Last week Breitling unveiled the Premier, a whole new collection of elegant, vintage-inspired watches, at an event in London. But it wasn’t the only story to be had: here are five things we learned about Breitling’s future
By Chris Hall
The Premier was originally launched in 1943, but you don’t need to be a total watch nerd to realise that the models we’re seeing now bear little resemblance to chronographs of the 1940s. Instead, designer Guy Bove has drawn more heavily from the Top Time models of the late 1960s and early 70s.
Not a bad call by any means – it’s a lot more in-keeping with what’s selling well at the moment, and the watches of the 40s were so much smaller that bringing that look back in a modern sized case would inevitably be a challenge. What we did hear is that Breitling plans to introduce more watches that are directly linked to specific vintage references, including some hand-wound models.
Relative to the rest of the major players in its price bracket, Breitling has probably been somewhat conservative with the production of limited edition pieces. In an unprecedented step, it revealed a watch that will be officially launched next year, a version of the Premier that pays tribute to a group of WW2 American pilots in the Chinese airforce called the Flying Tigers (so named for the nosecone decorations of their Curtiss P-40 Warthogs). There will be two watches, a B01 model and a B13 (Breitling’s ETA-based 6-9-12 chronograph design), with olive green dials.
In addition, we saw a limited edition Superocean Heritage chronograph with an eco-friendly strap, launched in association with surfer Kelly Slater’s firm Outerknown. Reading between the lines, these are the first of many more limited-run pieces to come over the next two years.
A new Bentley
It’s a case of ‘So, farewell then’ for the Breitling for Bentley range as we know it, and few will shed a tear for those heavy slabs of watchmaking. You can still see them on the brand’s website, but the knurled-bezel 48mm pieces are on the way out. Instead it seems that Breitling’s association with Bentley will revert to something closer to other brands’ car partnerships: limited edition pieces that are a lot closer to the core collection.
Evidence is provided in the form of this British Racing Green version of the B01 Premier Chronograph. Also, 2019 is Bentley’s centenary year, so expect a bit more noise to be made about this tie-in than in recent years.
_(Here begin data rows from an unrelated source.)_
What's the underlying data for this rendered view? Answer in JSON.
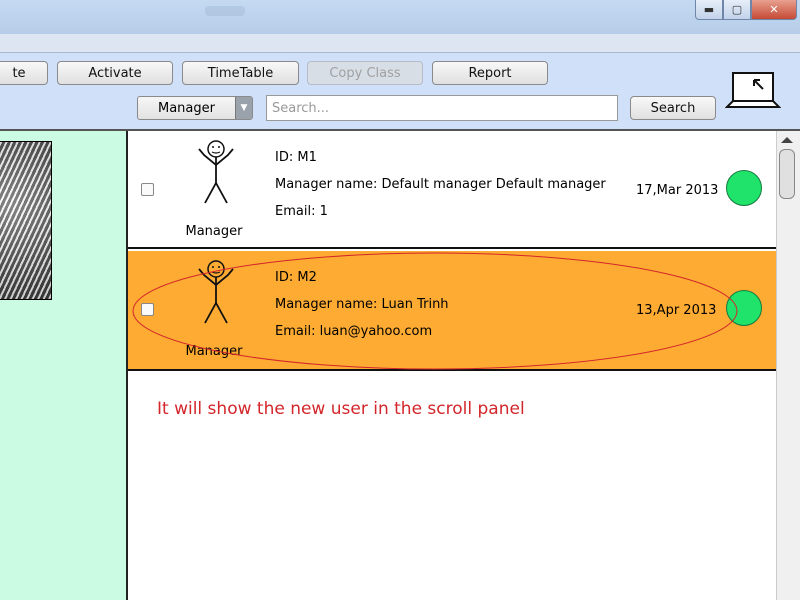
{
  "window": {
    "controls": {
      "minimize": "▬",
      "maximize": "▢",
      "close": "✕"
    }
  },
  "toolbar": {
    "buttons": [
      {
        "name": "partial-button",
        "label": "te"
      },
      {
        "name": "activate-button",
        "label": "Activate"
      },
      {
        "name": "timetable-button",
        "label": "TimeTable"
      },
      {
        "name": "copy-class-button",
        "label": "Copy Class",
        "disabled": true
      },
      {
        "name": "report-button",
        "label": "Report"
      }
    ],
    "role_select": {
      "value": "Manager",
      "arrow": "▼"
    },
    "search": {
      "placeholder": "Search...",
      "button_label": "Search"
    },
    "laptop_icon": "laptop-icon"
  },
  "users": [
    {
      "id_text": "ID: M1",
      "name_text": "Manager name: Default manager Default manager",
      "email_text": "Email: 1",
      "role": "Manager",
      "date": "17,Mar 2013",
      "status_color": "#1fe36b",
      "selected": false
    },
    {
      "id_text": "ID: M2",
      "name_text": "Manager name: Luan Trinh",
      "email_text": "Email: luan@yahoo.com",
      "role": "Manager",
      "date": "13,Apr 2013",
      "status_color": "#1fe36b",
      "selected": true
    }
  ],
  "annotation": "It will show the new user in the scroll panel",
  "colors": {
    "toolbar_bg": "#cfe0f8",
    "left_panel_bg": "#ccfbe4",
    "selected_row_bg": "#fdab33",
    "annotation_color": "#d3262b"
  }
}
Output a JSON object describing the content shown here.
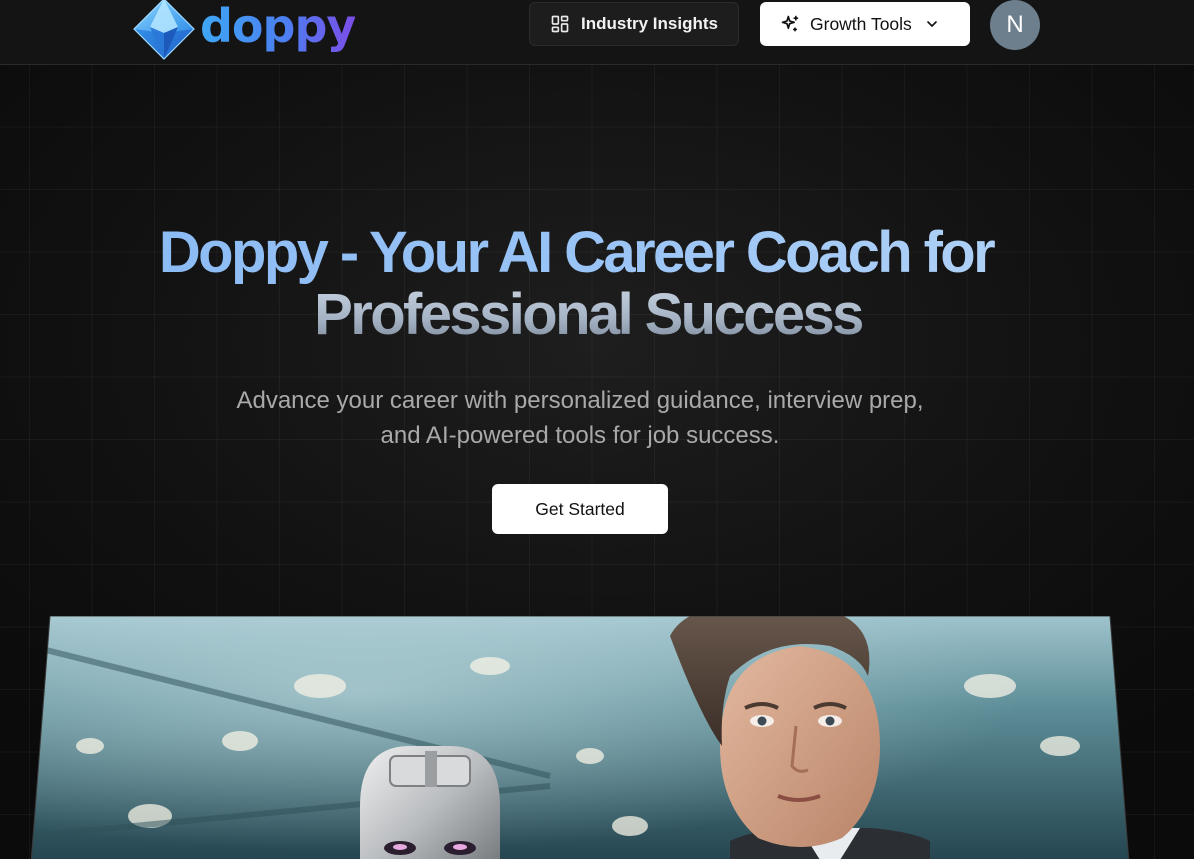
{
  "header": {
    "logo_text": "doppy",
    "nav": {
      "insights_label": "Industry Insights",
      "growth_label": "Growth Tools"
    },
    "avatar_initial": "N"
  },
  "hero": {
    "title_line1": "Doppy - Your AI Career Coach for",
    "title_line2": "Professional Success",
    "subtitle": "Advance your career with personalized guidance, interview prep, and AI-powered tools for job success.",
    "cta_label": "Get Started"
  },
  "banner": {
    "description_icons": [
      "robot-figure",
      "businessman-figure"
    ]
  },
  "colors": {
    "brand_blue": "#3fa7f5",
    "brand_purple": "#7b4de8",
    "title_blue": "#87b9f4",
    "avatar_bg": "#6d7f8c",
    "background": "#111111"
  },
  "icons": {
    "insights": "layout-dashboard-icon",
    "growth": "sparkles-icon",
    "growth_dropdown": "chevron-down-icon"
  }
}
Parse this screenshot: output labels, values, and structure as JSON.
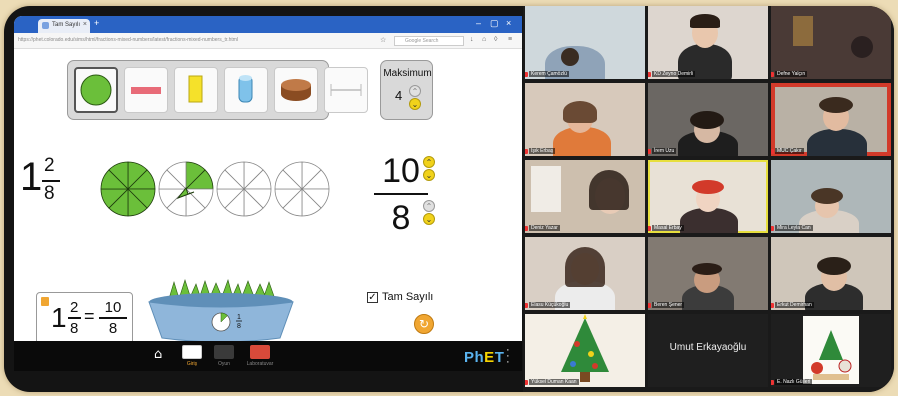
{
  "browser": {
    "tab_title": "Tam Sayılı",
    "url": "https://phet.colorado.edu/sims/html/fractions-mixed-numbers/latest/fractions-mixed-numbers_tr.html",
    "search_placeholder": "Google Search"
  },
  "sim": {
    "shapes": [
      "circle",
      "rectangle",
      "bar",
      "cylinder",
      "cake",
      "number-line"
    ],
    "selected_shape": "circle",
    "maximum": {
      "label": "Maksimum",
      "value": "4"
    },
    "mixed_number": {
      "whole": "1",
      "numerator": "2",
      "denominator": "8"
    },
    "improper_fraction": {
      "numerator": "10",
      "denominator": "8"
    },
    "pieces_filled": 10,
    "pieces_per_whole": 8,
    "equation": {
      "whole": "1",
      "numerator": "2",
      "denominator": "8",
      "equals": "=",
      "improper_numerator": "10",
      "improper_denominator": "8"
    },
    "bucket_piece": {
      "numerator": "1",
      "denominator": "8"
    },
    "mixed_checkbox": {
      "label": "Tam Sayılı",
      "checked": true
    }
  },
  "navbar": {
    "items": [
      "Giriş",
      "Oyun",
      "Laboratuvar"
    ],
    "brand": "PhET"
  },
  "participants": [
    "Kerem Çamözlü",
    "KD Zeyno Demirli",
    "Defne Yalçın",
    "Işık Erbaş",
    "İrem Uzu",
    "MUC Çakır",
    "Deniz Yazar",
    "Masal Erbay",
    "Mira Leyla Can",
    "Elasu Küçükoğlu",
    "Beren Şener",
    "Erkut Demirhan",
    "Yüksel Duman Kaan",
    "Umut Erkayaoğlu",
    "E. Nazlı Gülleri"
  ],
  "colors": {
    "fill_green": "#6bbf3a",
    "spinner_yellow": "#f1d21b",
    "active_speaker": "#e7df3e",
    "tab_bar": "#2a63c4"
  }
}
When China sneezes, the watch industry catches a cold. It’s only just getting over the last bout of sickness but we’re seeing Switzerland once more turn its eye to the east, with sales in Hong Kong rising fast again, and Chinese interest following. And Georges Kern’s focus on the region is clear: it may have been held in London but the Breitling Summit was peppered with references to the Asian market (the aforementioned Flying Tigers; a slide entitled ‘Growth’ was illustrated by a group of Asian men in black tie; Breitling’s website is now available in two languages, English and Mandarin).
For every watch the brand sells in China, it reportedly sells four to Chinese tourists abroad, so the scope for improvement is clear. The Premier – particularly in Day-Date and time-only formats – is a more modestly sized watch with a design that definitely has Asian tastes in mind.
A cornerstone of Breitling’s new marketing has been the introduction of thematic groups of brand ambassadors, or ‘squads’. There’s a “Cinema” squad, featuring Brad Pitt, Charlize Theron, Adam Driver and Daniel Wu (although he only features in Asian markets), an Explorer Squad, a Jet Squad and a Surfer Squad.
United by the cringeworthy hashtag “#Squadsonamission” they are derided by journalists, imitated by other brands (Oris already has a Movember Crew), and probably helping Breitling shift a lot of watches. So it’s no surprise that Mr Kern confirmed we will see more squads launching in the near future.